The cloning and availability of the cDNA provided a key tool that has greatly increased our knowledge of the genetics and pathophysiology of CF and the normal functions of the cystic fibrosis transmembrane regulator, CFTR. We now know that CFTR functions both as a channel and a regulator of other channels These functions act to maintain lung fluid balance, properly hydrate mucous, and provide a proper environment for the functioning of natural antibacterial defense molecules. We also know that the most common mutation results in a missing phenylalanine at position 508 (AF508), causing most of the mutant protein to be degraded before reaching its proper location in the cell The portion that is processed to the plasma membrane is not fully functional. Recently, our new knowledge is being applied to generate novel therapies that directly attack the dysfunction of mutant CFTR. The challenge is two fold, to overcome the biosynthetic defect in the AF508 mutant and/or to stimulate that portion which does traffic to the plasma membrane. Drugs are being developed to act as chemical chaperones that overcome the trafficking defect of CFTR. Likewise, drugs such as phosphodiesterase inhibitors are being explored to stimulate mutant forms of CFTR that escape degradation. Finally, with the cloning of the CF gene, it became feasible to introduce a new copy of the gene into defective cells by gene therapy.

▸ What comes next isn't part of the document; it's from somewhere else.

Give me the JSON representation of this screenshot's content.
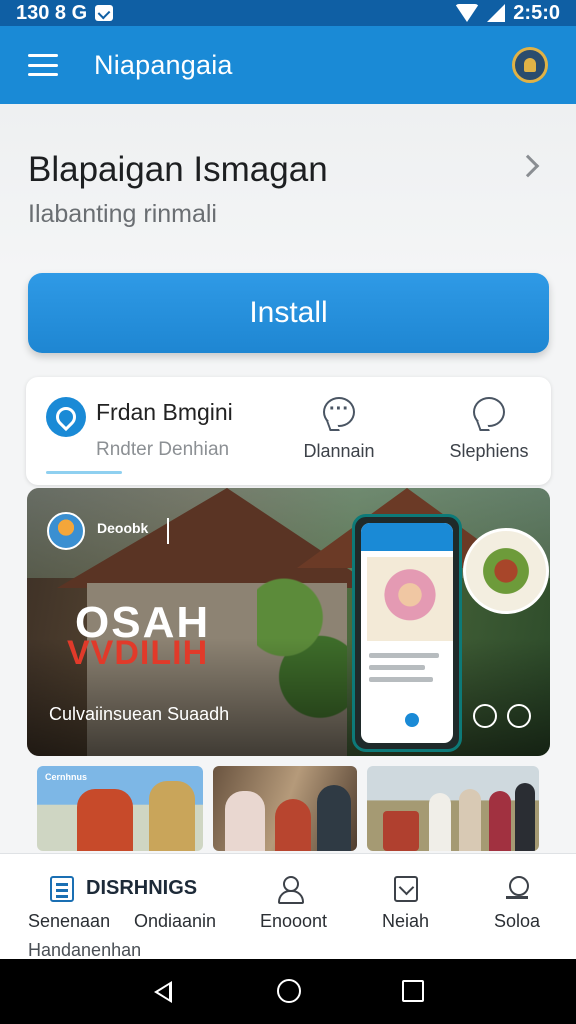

|Original language||English (US)|
|State||Published - Dec 1 1997|
ASJC Scopus subject areas
- Molecular Biology